#### [Activity]
Reproduce the data below exactly as written. Pictures do not belong in the copy.
*** Block opens ***
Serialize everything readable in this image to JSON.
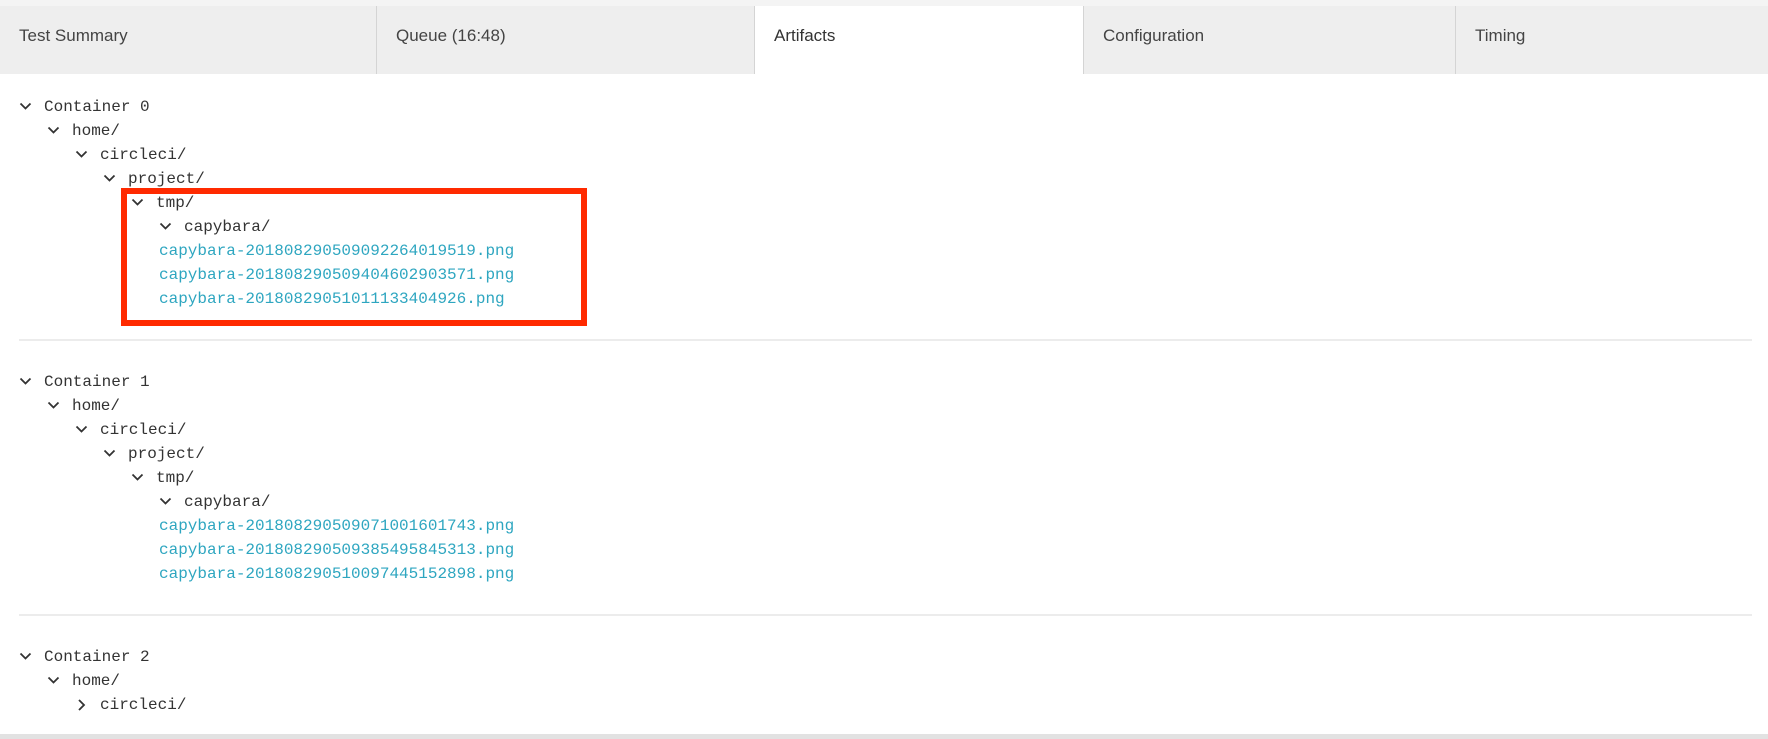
{
  "tabs": [
    {
      "label": "Test Summary",
      "active": false
    },
    {
      "label": "Queue (16:48)",
      "active": false
    },
    {
      "label": "Artifacts",
      "active": true
    },
    {
      "label": "Configuration",
      "active": false
    },
    {
      "label": "Timing",
      "active": false
    }
  ],
  "colors": {
    "link": "#2ea6c0",
    "highlight_box": "#ff2a00",
    "tab_bg": "#eeeeee"
  },
  "containers": [
    {
      "rows": [
        {
          "depth": 0,
          "label": "Container 0",
          "kind": "expanded"
        },
        {
          "depth": 1,
          "label": "home/",
          "kind": "expanded"
        },
        {
          "depth": 2,
          "label": "circleci/",
          "kind": "expanded"
        },
        {
          "depth": 3,
          "label": "project/",
          "kind": "expanded"
        },
        {
          "depth": 4,
          "label": "tmp/",
          "kind": "expanded"
        },
        {
          "depth": 5,
          "label": "capybara/",
          "kind": "expanded"
        },
        {
          "depth": 6,
          "label": "capybara-201808290509092264019519.png",
          "kind": "file"
        },
        {
          "depth": 6,
          "label": "capybara-201808290509404602903571.png",
          "kind": "file"
        },
        {
          "depth": 6,
          "label": "capybara-20180829051011133404926.png",
          "kind": "file"
        }
      ]
    },
    {
      "rows": [
        {
          "depth": 0,
          "label": "Container 1",
          "kind": "expanded"
        },
        {
          "depth": 1,
          "label": "home/",
          "kind": "expanded"
        },
        {
          "depth": 2,
          "label": "circleci/",
          "kind": "expanded"
        },
        {
          "depth": 3,
          "label": "project/",
          "kind": "expanded"
        },
        {
          "depth": 4,
          "label": "tmp/",
          "kind": "expanded"
        },
        {
          "depth": 5,
          "label": "capybara/",
          "kind": "expanded"
        },
        {
          "depth": 6,
          "label": "capybara-201808290509071001601743.png",
          "kind": "file"
        },
        {
          "depth": 6,
          "label": "capybara-201808290509385495845313.png",
          "kind": "file"
        },
        {
          "depth": 6,
          "label": "capybara-201808290510097445152898.png",
          "kind": "file"
        }
      ]
    },
    {
      "rows": [
        {
          "depth": 0,
          "label": "Container 2",
          "kind": "expanded"
        },
        {
          "depth": 1,
          "label": "home/",
          "kind": "expanded"
        },
        {
          "depth": 2,
          "label": "circleci/",
          "kind": "collapsed"
        }
      ]
    }
  ]
}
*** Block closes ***
#### [Written solution]
Serialize everything readable in this image to JSON.
{
  "tabs": [
    {
      "label": "Test Summary",
      "active": false
    },
    {
      "label": "Queue (16:48)",
      "active": false
    },
    {
      "label": "Artifacts",
      "active": true
    },
    {
      "label": "Configuration",
      "active": false
    },
    {
      "label": "Timing",
      "active": false
    }
  ],
  "colors": {
    "link": "#2ea6c0",
    "highlight_box": "#ff2a00",
    "tab_bg": "#eeeeee"
  },
  "containers": [
    {
      "rows": [
        {
          "depth": 0,
          "label": "Container 0",
          "kind": "expanded"
        },
        {
          "depth": 1,
          "label": "home/",
          "kind": "expanded"
        },
        {
          "depth": 2,
          "label": "circleci/",
          "kind": "expanded"
        },
        {
          "depth": 3,
          "label": "project/",
          "kind": "expanded"
        },
        {
          "depth": 4,
          "label": "tmp/",
          "kind": "expanded"
        },
        {
          "depth": 5,
          "label": "capybara/",
          "kind": "expanded"
        },
        {
          "depth": 6,
          "label": "capybara-201808290509092264019519.png",
          "kind": "file"
        },
        {
          "depth": 6,
          "label": "capybara-201808290509404602903571.png",
          "kind": "file"
        },
        {
          "depth": 6,
          "label": "capybara-20180829051011133404926.png",
          "kind": "file"
        }
      ]
    },
    {
      "rows": [
        {
          "depth": 0,
          "label": "Container 1",
          "kind": "expanded"
        },
        {
          "depth": 1,
          "label": "home/",
          "kind": "expanded"
        },
        {
          "depth": 2,
          "label": "circleci/",
          "kind": "expanded"
        },
        {
          "depth": 3,
          "label": "project/",
          "kind": "expanded"
        },
        {
          "depth": 4,
          "label": "tmp/",
          "kind": "expanded"
        },
        {
          "depth": 5,
          "label": "capybara/",
          "kind": "expanded"
        },
        {
          "depth": 6,
          "label": "capybara-201808290509071001601743.png",
          "kind": "file"
        },
        {
          "depth": 6,
          "label": "capybara-201808290509385495845313.png",
          "kind": "file"
        },
        {
          "depth": 6,
          "label": "capybara-201808290510097445152898.png",
          "kind": "file"
        }
      ]
    },
    {
      "rows": [
        {
          "depth": 0,
          "label": "Container 2",
          "kind": "expanded"
        },
        {
          "depth": 1,
          "label": "home/",
          "kind": "expanded"
        },
        {
          "depth": 2,
          "label": "circleci/",
          "kind": "collapsed"
        }
      ]
    }
  ]
}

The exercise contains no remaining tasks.